「大きな器」 (Ookina utsuwa)
One trend I’ve spoken of this season is the preponderance of “Yes, but…” series. Shows which are broadly excellent but have one or more elements about them that are seriously annoying. There’s another, though, and Fumetsu no Anata e is a part of it. We seem to have a lot of series this season that are better the less conventional they are (Mashiro no Oto certainly crosses over into both). It’s another phenomenon that’s hardly unique to Spring 2021 but does seem to be a little more widespread than usual this time.
Fumetsu is in a tough spot, admittedly, because not only was its first episode stellar but it was by definition unique. The nature of the plot is such that it had to be self-contained and apart from the rest of the series. That’s left the three follow-ups just a hair- well, conventional – by contrast. They’re telling a traditional anime story and what’s more, Fushi is a relatively small presence in them. I knew this transition phase was coming but it’s proving to be a little more problematical for me than I expected.
Another issue is that March is undeniably a lot easier to take on the page than she is on screen. I can’t really fault Hikisaka Rie because really, how else is one supposed to play this character? But even so, March as an animated presence who never shuts up is a lot to take. She doesn’t forever dominate the narrative so much but it’s going to be a matter of patience we reach that point. Until then all one can do is try to focus on the positives (because there are still quite a lot of them) and wait for what’s to come.
One thing that definitely happens in this episode is that our view of the world presented by Fumetsu changes quite a bit. Yanome is quite a departure from what we’ve seen so far, first of all. It’s not like it’s a modern technological colossus but it’s clearly quite different from Ninnanah – starting with the fact that at least some of the populace is literate. It also has a reasonable level of pre-industrial technology (and maybe not entirely pre-industrial) and a huge population. It’s a land of wonders for March, and Hayase seems to slip into the role of welcoming tour guide as she shows the rubes the ways of the big city.
Well, that act is pretty transparent right from the start, so what happens next is no surprise. Just why it would be worth Yanome’s time to continue this elaborate ruse regarding human sacrifice in Ninannah isn’t entirely clear, but they’re well aware that the whole thing is a sham. This is especially grating to Parona, who lost her big sister to the ritual when she was about March’s age (which certainly explains her maternalistic attitude towards the little girl). Perhaps most significantly, Oniguma isn’t some sort of magical beast out of Mononoke Hime after all – he’s just a really big-ass bear with a lot of arrows stuck in him.
I’ll be honest – I assumed Oniguma was dead all along when I first saw this material, but the implication is that he didn’t pass until after being under March’s care in Yanome for a while.

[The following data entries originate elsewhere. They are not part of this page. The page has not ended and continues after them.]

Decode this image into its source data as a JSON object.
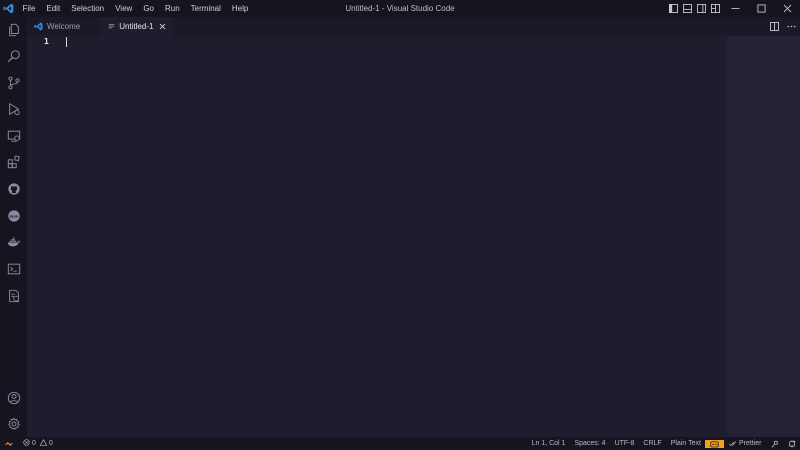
{
  "window": {
    "title": "Untitled-1 - Visual Studio Code"
  },
  "menu": {
    "items": [
      "File",
      "Edit",
      "Selection",
      "View",
      "Go",
      "Run",
      "Terminal",
      "Help"
    ]
  },
  "activity_bar": {
    "items": [
      "explorer-icon",
      "search-icon",
      "source-control-icon",
      "run-debug-icon",
      "remote-explorer-icon",
      "extensions-icon",
      "github-icon",
      "json-icon",
      "docker-icon",
      "terminal-icon",
      "test-report-icon"
    ],
    "bottom": [
      "account-icon",
      "settings-gear-icon"
    ]
  },
  "tabs": [
    {
      "label": "Welcome",
      "icon": "vscode-logo-icon",
      "active": false
    },
    {
      "label": "Untitled-1",
      "icon": "file-lines-icon",
      "active": true
    }
  ],
  "editor": {
    "line_numbers": [
      "1"
    ],
    "content": ""
  },
  "statusbar": {
    "errors": "0",
    "warnings": "0",
    "cursor_position": "Ln 1, Col 1",
    "indentation": "Spaces: 4",
    "encoding": "UTF-8",
    "eol": "CRLF",
    "language": "Plain Text",
    "formatter": "Prettier"
  },
  "colors": {
    "editor_bg": "#1e1d2e",
    "chrome_bg": "#16151f",
    "accent_logo": "#2f8de4",
    "status_highlight": "#f0a020"
  }
}
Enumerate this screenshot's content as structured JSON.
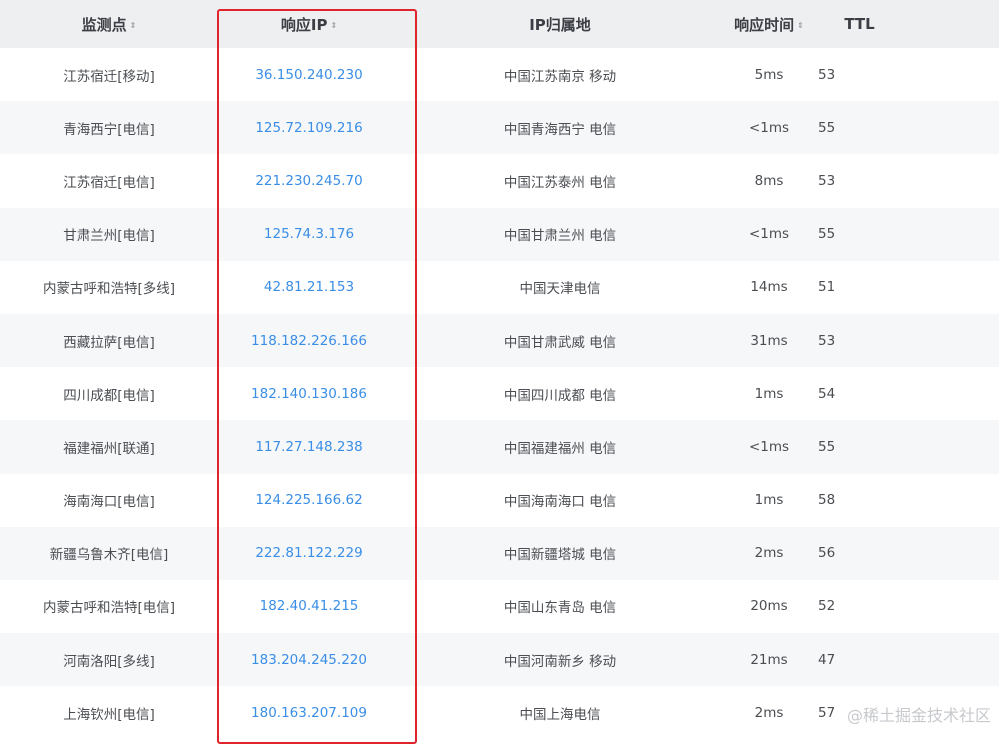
{
  "table": {
    "headers": {
      "monitor": "监测点",
      "ip": "响应IP",
      "location": "IP归属地",
      "time": "响应时间",
      "ttl": "TTL"
    },
    "sort_icon": "⇕",
    "rows": [
      {
        "monitor": "江苏宿迁[移动]",
        "ip": "36.150.240.230",
        "location": "中国江苏南京 移动",
        "time": "5ms",
        "ttl": "53"
      },
      {
        "monitor": "青海西宁[电信]",
        "ip": "125.72.109.216",
        "location": "中国青海西宁 电信",
        "time": "<1ms",
        "ttl": "55"
      },
      {
        "monitor": "江苏宿迁[电信]",
        "ip": "221.230.245.70",
        "location": "中国江苏泰州 电信",
        "time": "8ms",
        "ttl": "53"
      },
      {
        "monitor": "甘肃兰州[电信]",
        "ip": "125.74.3.176",
        "location": "中国甘肃兰州 电信",
        "time": "<1ms",
        "ttl": "55"
      },
      {
        "monitor": "内蒙古呼和浩特[多线]",
        "ip": "42.81.21.153",
        "location": "中国天津电信",
        "time": "14ms",
        "ttl": "51"
      },
      {
        "monitor": "西藏拉萨[电信]",
        "ip": "118.182.226.166",
        "location": "中国甘肃武威 电信",
        "time": "31ms",
        "ttl": "53"
      },
      {
        "monitor": "四川成都[电信]",
        "ip": "182.140.130.186",
        "location": "中国四川成都 电信",
        "time": "1ms",
        "ttl": "54"
      },
      {
        "monitor": "福建福州[联通]",
        "ip": "117.27.148.238",
        "location": "中国福建福州 电信",
        "time": "<1ms",
        "ttl": "55"
      },
      {
        "monitor": "海南海口[电信]",
        "ip": "124.225.166.62",
        "location": "中国海南海口 电信",
        "time": "1ms",
        "ttl": "58"
      },
      {
        "monitor": "新疆乌鲁木齐[电信]",
        "ip": "222.81.122.229",
        "location": "中国新疆塔城 电信",
        "time": "2ms",
        "ttl": "56"
      },
      {
        "monitor": "内蒙古呼和浩特[电信]",
        "ip": "182.40.41.215",
        "location": "中国山东青岛 电信",
        "time": "20ms",
        "ttl": "52"
      },
      {
        "monitor": "河南洛阳[多线]",
        "ip": "183.204.245.220",
        "location": "中国河南新乡 移动",
        "time": "21ms",
        "ttl": "47"
      },
      {
        "monitor": "上海钦州[电信]",
        "ip": "180.163.207.109",
        "location": "中国上海电信",
        "time": "2ms",
        "ttl": "57"
      }
    ]
  },
  "watermark": "@稀土掘金技术社区"
}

Even if Oniguma is natural we know that there is what we would call a supernatural element to this premise, else Fushi wouldn’t exist – what we don’t know is if that element is limited to his existence, or extends to the rest of the world. Oniguma’s death is significant for a number of reasons, most of which should be obvious to anyone who’s watched the first three episodes of the series.
I’m probably being too hard on this arc if I’m honest with myself, because it’s quite good in a very time-honored way. And the anime is adapting things more or less faithfully so far – whatever flaws or merits we see are straight out of the source material. World building involves a lot of heavy lifting and that isn’t always the most gripping or elegant part of a story to watch play out, and if anything I wish Ooima-sensei had blasted through this stage a little faster (and it’s not often you hear me say that). But at least we aren’t limited to one cour in seeing the benefits.